Few film franchises have shown a willingness to change and evolve with the times quite like the Fast and Furious series. Starting as a spiritual successor to Point Break in 2001, the franchise has grown from a grounded and gritty street-level crime thriller in The Fast and the Furious to a global espionage blockbuster franchise in 2017's The Fate of the Furious. It's a change that has not gone unnoticed by original Fast and Furious director Rob Cohen, and the filmmaker recently opened up in an interview and explained that he's just happy to see original characters remain at the heart of the enhanced spectacle. Per Cohen:
The franchise went from a Los Angeles story built around a family of multicultural brothers and sisters to what I'll call 'pure spectacle.' The beauty is that the audience has ridden along with it for these 18 years.
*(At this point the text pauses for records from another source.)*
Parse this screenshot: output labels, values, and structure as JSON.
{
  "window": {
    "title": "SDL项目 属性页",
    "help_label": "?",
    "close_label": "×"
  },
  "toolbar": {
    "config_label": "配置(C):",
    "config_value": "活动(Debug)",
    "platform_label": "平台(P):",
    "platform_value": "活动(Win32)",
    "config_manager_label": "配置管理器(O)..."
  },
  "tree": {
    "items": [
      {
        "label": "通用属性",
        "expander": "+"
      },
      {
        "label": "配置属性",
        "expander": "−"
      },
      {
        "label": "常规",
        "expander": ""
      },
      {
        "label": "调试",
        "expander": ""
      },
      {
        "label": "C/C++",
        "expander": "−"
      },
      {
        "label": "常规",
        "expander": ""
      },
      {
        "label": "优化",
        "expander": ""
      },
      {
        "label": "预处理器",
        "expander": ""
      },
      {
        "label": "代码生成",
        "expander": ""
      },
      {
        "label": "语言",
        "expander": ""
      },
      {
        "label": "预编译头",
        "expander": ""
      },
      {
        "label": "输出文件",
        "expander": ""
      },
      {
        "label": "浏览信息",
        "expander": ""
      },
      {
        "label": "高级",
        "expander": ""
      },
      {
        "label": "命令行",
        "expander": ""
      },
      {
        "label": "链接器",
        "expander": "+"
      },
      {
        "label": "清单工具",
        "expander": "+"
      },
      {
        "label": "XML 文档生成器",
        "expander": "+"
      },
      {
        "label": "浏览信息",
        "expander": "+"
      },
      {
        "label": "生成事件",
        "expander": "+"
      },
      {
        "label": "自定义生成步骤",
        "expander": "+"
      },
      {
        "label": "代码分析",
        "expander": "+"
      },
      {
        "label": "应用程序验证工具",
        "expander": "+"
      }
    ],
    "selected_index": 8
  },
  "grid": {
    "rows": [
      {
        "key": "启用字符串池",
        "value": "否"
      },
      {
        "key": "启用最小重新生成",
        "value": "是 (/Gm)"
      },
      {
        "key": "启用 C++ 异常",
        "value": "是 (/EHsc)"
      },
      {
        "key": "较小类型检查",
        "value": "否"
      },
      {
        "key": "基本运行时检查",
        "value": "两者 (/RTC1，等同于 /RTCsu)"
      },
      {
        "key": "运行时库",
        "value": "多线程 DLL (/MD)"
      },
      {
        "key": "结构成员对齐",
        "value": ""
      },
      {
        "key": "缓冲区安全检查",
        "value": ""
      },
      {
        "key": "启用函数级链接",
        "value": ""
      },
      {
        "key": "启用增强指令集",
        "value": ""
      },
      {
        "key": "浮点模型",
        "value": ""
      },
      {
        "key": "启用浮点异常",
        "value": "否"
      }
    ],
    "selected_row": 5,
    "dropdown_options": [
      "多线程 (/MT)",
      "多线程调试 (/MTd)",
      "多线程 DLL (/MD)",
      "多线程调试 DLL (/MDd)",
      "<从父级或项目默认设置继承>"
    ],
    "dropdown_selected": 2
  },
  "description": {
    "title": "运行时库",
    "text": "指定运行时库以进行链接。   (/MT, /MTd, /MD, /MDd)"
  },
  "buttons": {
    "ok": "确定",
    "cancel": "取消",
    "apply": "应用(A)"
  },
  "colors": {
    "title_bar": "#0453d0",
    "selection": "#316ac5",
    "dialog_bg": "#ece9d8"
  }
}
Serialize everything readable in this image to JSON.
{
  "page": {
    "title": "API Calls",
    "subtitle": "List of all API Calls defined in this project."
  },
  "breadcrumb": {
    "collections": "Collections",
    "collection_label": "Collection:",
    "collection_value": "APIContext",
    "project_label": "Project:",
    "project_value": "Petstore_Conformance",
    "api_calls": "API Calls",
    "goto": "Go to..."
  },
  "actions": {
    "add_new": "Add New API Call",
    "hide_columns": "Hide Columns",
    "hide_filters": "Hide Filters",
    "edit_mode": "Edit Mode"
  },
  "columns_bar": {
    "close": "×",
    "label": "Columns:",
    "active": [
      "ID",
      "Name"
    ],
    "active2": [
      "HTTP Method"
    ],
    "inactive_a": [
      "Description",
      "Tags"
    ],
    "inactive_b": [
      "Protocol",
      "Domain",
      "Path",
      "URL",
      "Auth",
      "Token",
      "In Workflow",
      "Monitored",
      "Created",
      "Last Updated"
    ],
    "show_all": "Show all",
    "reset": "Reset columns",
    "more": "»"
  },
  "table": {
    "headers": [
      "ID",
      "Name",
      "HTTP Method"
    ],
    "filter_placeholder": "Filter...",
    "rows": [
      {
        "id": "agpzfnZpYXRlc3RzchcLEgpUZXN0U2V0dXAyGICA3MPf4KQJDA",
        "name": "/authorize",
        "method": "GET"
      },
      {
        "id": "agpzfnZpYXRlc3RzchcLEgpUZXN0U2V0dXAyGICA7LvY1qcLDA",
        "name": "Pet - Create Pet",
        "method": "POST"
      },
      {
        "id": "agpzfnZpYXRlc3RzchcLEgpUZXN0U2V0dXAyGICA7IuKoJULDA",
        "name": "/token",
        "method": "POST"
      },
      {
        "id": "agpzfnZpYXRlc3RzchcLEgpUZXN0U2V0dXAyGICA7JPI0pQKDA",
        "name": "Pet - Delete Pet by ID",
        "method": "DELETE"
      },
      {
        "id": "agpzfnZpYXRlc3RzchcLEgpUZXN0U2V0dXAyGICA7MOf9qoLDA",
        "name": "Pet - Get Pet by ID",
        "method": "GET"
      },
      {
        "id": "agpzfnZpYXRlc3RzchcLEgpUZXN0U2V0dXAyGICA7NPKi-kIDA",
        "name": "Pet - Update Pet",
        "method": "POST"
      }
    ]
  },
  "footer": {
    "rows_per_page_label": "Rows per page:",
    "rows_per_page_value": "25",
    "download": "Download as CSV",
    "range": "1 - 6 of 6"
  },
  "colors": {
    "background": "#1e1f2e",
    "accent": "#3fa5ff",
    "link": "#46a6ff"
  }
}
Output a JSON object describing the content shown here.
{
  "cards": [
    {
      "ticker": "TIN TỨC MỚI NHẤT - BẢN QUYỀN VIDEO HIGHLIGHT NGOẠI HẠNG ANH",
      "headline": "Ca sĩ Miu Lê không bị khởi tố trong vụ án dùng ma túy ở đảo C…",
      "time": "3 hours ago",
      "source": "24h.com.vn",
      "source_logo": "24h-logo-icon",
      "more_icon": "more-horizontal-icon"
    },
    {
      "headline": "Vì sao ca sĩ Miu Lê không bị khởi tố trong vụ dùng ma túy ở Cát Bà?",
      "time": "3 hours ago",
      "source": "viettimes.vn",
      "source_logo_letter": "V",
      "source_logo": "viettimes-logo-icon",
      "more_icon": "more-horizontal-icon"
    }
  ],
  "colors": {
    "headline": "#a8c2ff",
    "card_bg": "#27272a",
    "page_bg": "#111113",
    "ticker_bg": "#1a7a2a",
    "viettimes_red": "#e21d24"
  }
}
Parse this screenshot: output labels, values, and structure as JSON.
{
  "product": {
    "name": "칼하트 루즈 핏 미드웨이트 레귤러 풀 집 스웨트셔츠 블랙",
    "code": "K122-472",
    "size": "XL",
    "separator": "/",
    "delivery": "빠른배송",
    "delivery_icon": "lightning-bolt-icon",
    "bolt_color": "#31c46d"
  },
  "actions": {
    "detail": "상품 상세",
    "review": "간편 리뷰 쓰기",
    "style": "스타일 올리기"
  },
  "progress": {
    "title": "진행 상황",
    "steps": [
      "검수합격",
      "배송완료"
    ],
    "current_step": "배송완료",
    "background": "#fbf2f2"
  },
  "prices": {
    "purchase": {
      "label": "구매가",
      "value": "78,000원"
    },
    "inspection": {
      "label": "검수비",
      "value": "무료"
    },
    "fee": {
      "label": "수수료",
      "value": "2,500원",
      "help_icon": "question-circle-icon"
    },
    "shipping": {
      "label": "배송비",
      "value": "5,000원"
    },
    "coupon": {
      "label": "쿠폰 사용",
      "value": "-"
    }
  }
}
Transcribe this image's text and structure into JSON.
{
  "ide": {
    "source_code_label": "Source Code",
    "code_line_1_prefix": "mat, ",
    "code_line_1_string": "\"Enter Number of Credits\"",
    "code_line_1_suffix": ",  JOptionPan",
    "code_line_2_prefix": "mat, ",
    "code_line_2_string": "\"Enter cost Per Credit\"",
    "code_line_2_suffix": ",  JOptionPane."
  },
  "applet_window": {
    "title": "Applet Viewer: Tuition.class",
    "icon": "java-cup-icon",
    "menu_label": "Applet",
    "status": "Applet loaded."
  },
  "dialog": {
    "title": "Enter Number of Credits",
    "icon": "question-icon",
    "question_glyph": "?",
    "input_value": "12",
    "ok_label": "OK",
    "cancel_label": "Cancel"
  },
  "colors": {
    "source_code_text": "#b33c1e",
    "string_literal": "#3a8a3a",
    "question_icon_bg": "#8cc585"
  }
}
I'm very proud that the characters I created in 2001 are still in the lexicon. There's still a Dominic Toretto appearing every two years, or a Mia Toretto, or a Letty. It had to evolve, and it evolved in a way that was ultra-worldwide commercial. And the heartbeat of it is: We live in a world with no gravity, cars can do anything. They can burst out of the nose of airplanes. People can jump across freeways. They can take down helicopters. It's like, 'Okay, anything for the spectacle.' They spend $350 million on these movies, so they've got the money to pull this stuff off. And the audience is eating it up. The last one still did $1.25 billion. For my kids' college fund, I'm very happy that it's had this longevity.
The Fast and Furious franchise has evolved quite a bit over the course of the last 18 years, and Rob Cohen has picked up on the shift. While The Fast and the Furious told a relatively small-scale story about a group of Los Angeles crooks trying to steal home electronics, the series has gradually shifted to a much larger scale (something that really kicked into high-gear with Fast Five) and turned into something in the vein of a spy thriller series. It's not what Rob Cohen created, but he seems happy enough to see the characters persist in the zeitgeist and maintain the level of longevity they have.
Of course, despite all of the changes, it seems that Rob Cohen remains particularly proud of the film he directed. In fact, the filmmaker admitted in his conversation with Screen Crush that fans still regularly see his film as the best of the series. Cohen also said:
I started out to do a different thing, but the thing that I did implanted this world and these characters deeply in that audience. And they're still coming for a hit of it. And most of the time when you go on the internet and [read] 'Which was the best Fast & Furious?' It's almost always mine.
Now it's a matter of watching to see where the Fast and Furious franchise can go from here. The Fate of the Furious arguably blew the lid off of any remaining semblance of realism (cars take down a submarine, and The Rock simply shrugs off rubber bullets in the prison fight), so the series will either continue on that trajectory or scale things back down to something closer to Rob Cohen's vision. We will have to wait until 2019 when the next installment under the Fast and Furious banner debuts to know for sure.
As far as the future of the Fast and Furious franchise goes, you can catch the Hobbs/Shaw spinoff movie in theaters on July 29, 2019, while Fast Nine will debut in theaters April 10, 2020, and Fast Ten will premiere on April 2, 2021. For now, you can catch Rob Cohen's latest high-octane outing when The Hurricane Heist premieres in theaters this weekend on March 9.